In an article about 401(k) plans, and the plans of some Democrats to take them away, the L.A. Times tells us:
But even Noble Prize-winning economists have admitted that they don’t closely monitor their 401(k) statements — allowing an initially well-balanced portfolio to become dangerously overexposed to stocks as those investments grow faster than bonds.
Yeah, but who really cares about the thoughts of an economist whose top honor is winning an engineering prize?
Hooray for the four layers of editors!
On a serious note: James Rainey recently mocked Rush Limbaugh for warning that Democrats have been talking about taking away your 401(k):
In a time when the nation calls out for cool leadership and rational discussion, Limbaugh stirs the caldron, a tendency he proved in a particularly grotesque way last week when he accused Obama’s party of plotting a government takeover of 401(k) retirement plans.
“They’re going to take your 401(k), put it in the Social Security trust fund, whatever the hell that is,” Limbaugh woofed. “Trust fund, my rear end.”
A slight problem with Limbaugh’s report: Obama and the Democrats have proposed no such thing.
The proposal, in fact, emanated from a single economist, one of many experts testifying to a congressional committee.
The president-elect has thus far shown as much interest in taking over your 401(k) as he has in moving the capital to Nairobi.
That may be, but that’s not quite what Rush said. Limbaugh’s specific accusation — that “[h]is [Obama's] party is now talking about a government takeover of 401(k)s” — is supported by today’s front-page article, which tells us:

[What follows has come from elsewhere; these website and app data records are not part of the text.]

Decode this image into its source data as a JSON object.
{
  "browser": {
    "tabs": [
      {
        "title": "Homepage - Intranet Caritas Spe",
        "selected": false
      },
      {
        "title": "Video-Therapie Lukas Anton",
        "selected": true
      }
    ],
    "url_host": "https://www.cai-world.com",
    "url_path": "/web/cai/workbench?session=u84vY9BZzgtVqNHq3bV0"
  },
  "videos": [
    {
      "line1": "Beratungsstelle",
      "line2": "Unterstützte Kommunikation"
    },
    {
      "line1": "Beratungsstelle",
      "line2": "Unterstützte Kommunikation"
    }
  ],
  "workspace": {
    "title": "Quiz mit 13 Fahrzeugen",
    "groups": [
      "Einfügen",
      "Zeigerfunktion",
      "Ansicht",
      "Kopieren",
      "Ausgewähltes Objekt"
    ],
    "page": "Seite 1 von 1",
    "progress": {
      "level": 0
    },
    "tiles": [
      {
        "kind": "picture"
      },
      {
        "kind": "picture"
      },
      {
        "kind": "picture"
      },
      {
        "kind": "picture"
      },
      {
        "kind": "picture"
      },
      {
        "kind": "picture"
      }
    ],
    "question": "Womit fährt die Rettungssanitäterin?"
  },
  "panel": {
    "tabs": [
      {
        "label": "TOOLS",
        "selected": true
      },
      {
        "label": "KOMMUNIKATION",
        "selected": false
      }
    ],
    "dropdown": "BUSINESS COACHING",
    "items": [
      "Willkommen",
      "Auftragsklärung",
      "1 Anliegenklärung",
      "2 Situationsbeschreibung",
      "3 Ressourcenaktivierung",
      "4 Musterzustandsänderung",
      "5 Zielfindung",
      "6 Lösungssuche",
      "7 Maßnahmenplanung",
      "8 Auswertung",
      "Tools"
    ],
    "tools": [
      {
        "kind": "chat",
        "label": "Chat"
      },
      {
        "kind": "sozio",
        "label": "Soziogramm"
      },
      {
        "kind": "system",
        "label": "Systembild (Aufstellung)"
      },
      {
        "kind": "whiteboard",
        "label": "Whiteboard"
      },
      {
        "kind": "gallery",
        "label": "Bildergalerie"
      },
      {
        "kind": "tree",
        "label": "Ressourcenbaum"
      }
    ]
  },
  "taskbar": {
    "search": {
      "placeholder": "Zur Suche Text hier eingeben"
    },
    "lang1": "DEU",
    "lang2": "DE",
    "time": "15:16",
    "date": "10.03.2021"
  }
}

“The current 401(k) system has not turned out to be as secure as we want it to be,” said Rep. George Miller (D-Martinez), chairman of the House Education and Labor Committee. “It has not provided the returns that we want it to. And it’s not provided the level of savings that we want it to. It’s kind of failing on a number of fronts.
“Should there be a serious reassessment? Absolutely,” he said.
Miller’s committee already has held two hearings on the effects of the financial crisis on retirement savings plans. At one, a professor from New York’s New School for Social Research called for creating government-backed retirement savings accounts that would offer a guaranteed, inflation-adjusted 3% return. The government would contribute to the accounts using money gained by eliminating the annual tax breaks for 401(k) savings — about $80 billion.
The idea has not been embraced by key lawmakers, perhaps in part because abolishing the tax break on 401(k) savings could reduce participation.
But the fact that the idea received a serious hearing before Congress is a measure of how much the crisis has shaken confidence in the 401(k) approach.
“In July, my plan was looked on at best as a noble idea . . . but completely unrealistic,” said the plan’s author, Teresa Ghilarducci, a professor of economic policy analysis at the New School and a longtime critic of 401(k) plans. “I was viewed as thinking out of the box, and now I’m in the box.”
(Doesn’t she mean a “nobel idea”?)
It’s reassuring to know that someone who wants to kill your 401(k) plan considers herself to be “in the box.”
P.S. Rainey is the same guy who told us not to worry about the Fairness Doctrine. They’re not going to take away your 401(k), Rainey assures us, and “nobody” is talking about implementing the Fairness Doctrine. Nobody! [Said in the rushed tones used to disclose onerous loan terms at the end of a radio commercial for refinancing:] ExceptforChuckSchumerJeffBingamanDickDurbinandafewotherDemocratlawmakers.
I imagine Rainey will still be mocking conservatives even after Democrats have convened hearings on the subject, and supporters of the Fairness Doctrine are describing themselves as “in the box.”